One of my favorite tricks is to perform a nightly “brain dump”. When everything seems to be on overload, I will be sure to take time every evening to sit down and write out all I would normally be worrying about in bed. This might include big stuff, like how to pay the mortgage, smaller stuff like remembering if the tires need rotating as well as stupid stuff like wondering if my favorite summer shirt will still be in fashion next year. After writing furiously for 10 minutes or so the scribbling will come to a stop on its own. Later, in bed, when those worrisome thoughts start to come up I can say “no, I wrote you down, so I don’t need to think you right now”. It really works.
As much as you have been proactive about taking control of your schedule, your environment, your diet and behaviors, you also must accept responsibility and reclaim control of your thoughts. This may require outside assistance from a coach or counselor, but ultimately it is the key to lasting success – in sleep and in life.
So there they are, 10 Tips for Better Sleep – tonight, next Tuesday and beyond. To recap, they are:
1) Set a regular time to get up every day.
2) Set an “intended” bedtime.
3) Allow enough time for sleep.
4) Create a bedtime ritual.
5) Make your bedroom into a Sleep Sanctuary.
6) Get out of bed if you can’t sleep.
7) Control Your Environment.
8) Avoid caffeine, nicotine, alcohol and sleep disrupting drugs.
9) Eat well to sleep well.
10) Don’t worry about it.
I know it’s not easy. But approach it like eating an elephant, one bite at a time. Keep in mind that when you can count on full refreshing sleep every night, your days will be brighter, more productive and more creative. Your relationships will flourish and your personal potential will expand. Good sleep lets your body heal from daily use and rebalance for each new day.

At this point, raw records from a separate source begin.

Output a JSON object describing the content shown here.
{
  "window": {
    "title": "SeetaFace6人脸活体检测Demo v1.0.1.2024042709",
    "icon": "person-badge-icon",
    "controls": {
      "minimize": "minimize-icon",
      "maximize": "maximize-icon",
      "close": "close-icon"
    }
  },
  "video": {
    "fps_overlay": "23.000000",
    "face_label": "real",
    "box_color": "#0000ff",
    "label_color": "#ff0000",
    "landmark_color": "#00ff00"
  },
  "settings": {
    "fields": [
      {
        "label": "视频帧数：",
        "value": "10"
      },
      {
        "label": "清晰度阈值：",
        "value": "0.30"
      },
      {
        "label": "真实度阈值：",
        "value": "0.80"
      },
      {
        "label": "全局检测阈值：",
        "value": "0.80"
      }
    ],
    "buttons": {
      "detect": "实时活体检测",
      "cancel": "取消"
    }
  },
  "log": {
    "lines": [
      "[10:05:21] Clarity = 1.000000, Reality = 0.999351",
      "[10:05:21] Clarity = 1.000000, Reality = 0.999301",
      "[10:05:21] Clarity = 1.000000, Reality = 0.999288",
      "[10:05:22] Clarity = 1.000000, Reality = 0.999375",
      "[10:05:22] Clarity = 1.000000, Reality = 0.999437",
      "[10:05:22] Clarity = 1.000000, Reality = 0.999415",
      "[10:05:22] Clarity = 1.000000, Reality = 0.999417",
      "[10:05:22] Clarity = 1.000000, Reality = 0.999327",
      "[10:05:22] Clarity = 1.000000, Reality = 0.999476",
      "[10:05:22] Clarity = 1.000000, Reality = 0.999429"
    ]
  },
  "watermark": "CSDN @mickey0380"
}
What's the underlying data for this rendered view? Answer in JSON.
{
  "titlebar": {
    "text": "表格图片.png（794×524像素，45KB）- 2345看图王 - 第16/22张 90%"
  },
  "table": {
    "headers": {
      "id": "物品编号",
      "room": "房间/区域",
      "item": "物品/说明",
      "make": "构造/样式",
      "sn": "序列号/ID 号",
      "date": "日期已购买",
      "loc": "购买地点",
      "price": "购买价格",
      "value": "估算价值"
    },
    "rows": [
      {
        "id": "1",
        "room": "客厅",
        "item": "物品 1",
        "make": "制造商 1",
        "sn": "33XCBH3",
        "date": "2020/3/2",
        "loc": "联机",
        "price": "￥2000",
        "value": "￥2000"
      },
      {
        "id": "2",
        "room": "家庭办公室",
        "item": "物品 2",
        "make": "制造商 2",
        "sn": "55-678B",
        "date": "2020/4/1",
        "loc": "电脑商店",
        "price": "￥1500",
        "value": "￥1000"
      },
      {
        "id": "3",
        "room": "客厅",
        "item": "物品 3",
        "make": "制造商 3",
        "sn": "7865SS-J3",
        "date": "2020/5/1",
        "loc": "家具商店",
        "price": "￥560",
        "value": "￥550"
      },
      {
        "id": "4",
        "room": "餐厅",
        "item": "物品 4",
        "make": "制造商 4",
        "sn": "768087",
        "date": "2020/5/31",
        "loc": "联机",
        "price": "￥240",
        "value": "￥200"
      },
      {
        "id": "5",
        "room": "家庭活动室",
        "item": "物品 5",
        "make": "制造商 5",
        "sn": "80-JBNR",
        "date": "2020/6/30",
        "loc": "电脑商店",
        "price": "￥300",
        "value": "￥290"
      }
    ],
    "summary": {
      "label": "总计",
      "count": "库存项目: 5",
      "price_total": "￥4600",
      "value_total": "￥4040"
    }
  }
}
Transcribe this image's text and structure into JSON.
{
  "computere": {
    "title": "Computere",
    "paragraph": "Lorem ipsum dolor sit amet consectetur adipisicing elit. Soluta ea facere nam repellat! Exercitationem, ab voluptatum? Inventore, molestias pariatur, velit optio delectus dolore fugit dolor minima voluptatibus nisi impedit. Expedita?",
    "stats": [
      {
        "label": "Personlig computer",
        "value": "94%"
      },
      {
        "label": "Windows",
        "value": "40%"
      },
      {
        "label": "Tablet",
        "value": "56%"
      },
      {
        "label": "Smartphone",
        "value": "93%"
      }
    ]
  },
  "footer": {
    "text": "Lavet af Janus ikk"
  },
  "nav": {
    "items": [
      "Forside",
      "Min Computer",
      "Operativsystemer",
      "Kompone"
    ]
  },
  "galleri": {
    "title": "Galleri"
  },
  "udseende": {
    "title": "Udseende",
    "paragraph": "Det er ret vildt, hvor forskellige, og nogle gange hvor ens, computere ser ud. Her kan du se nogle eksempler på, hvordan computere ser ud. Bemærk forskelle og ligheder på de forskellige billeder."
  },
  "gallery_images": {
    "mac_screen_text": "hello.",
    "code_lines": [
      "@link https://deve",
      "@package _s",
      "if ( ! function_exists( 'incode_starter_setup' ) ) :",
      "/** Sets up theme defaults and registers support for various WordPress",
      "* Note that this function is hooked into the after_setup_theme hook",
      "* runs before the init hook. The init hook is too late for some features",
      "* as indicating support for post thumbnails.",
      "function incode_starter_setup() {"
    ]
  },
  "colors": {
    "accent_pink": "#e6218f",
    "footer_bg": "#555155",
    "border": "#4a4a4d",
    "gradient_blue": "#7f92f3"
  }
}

Reducing cumulative damage can help prevent heart disease, stroke, diabetes, obesity and depression.
In other words when you sleep well you will live better, longer and happier than you dreamed possible!
Video about How Long Do 3 Week Old Babies Sleep At Night
You can see more content about How Long Do 3 Week Old Babies Sleep At Night on our youtube channel: Click Here
Question about How Long Do 3 Week Old Babies Sleep At Night
If you have any questions about How Long Do 3 Week Old Babies Sleep At Night, please let us know, all your questions or suggestions will help us improve in the following articles!
The article How Long Do 3 Week Old Babies Sleep At Night was compiled by me and my team from many sources. If you find the article How Long Do 3 Week Old Babies Sleep At Night helpful to you, please support the team Like or Share!
Rate Articles How Long Do 3 Week Old Babies Sleep At Night
Rate: 4-5 stars
Search keywords How Long Do 3 Week Old Babies Sleep At Night
How Long Do 3 Week Old Babies Sleep At Night
way How Long Do 3 Week Old Babies Sleep At Night
tutorial How Long Do 3 Week Old Babies Sleep At Night
How Long Do 3 Week Old Babies Sleep At Night free
#Tips #Sleep #Tonight #Tuesday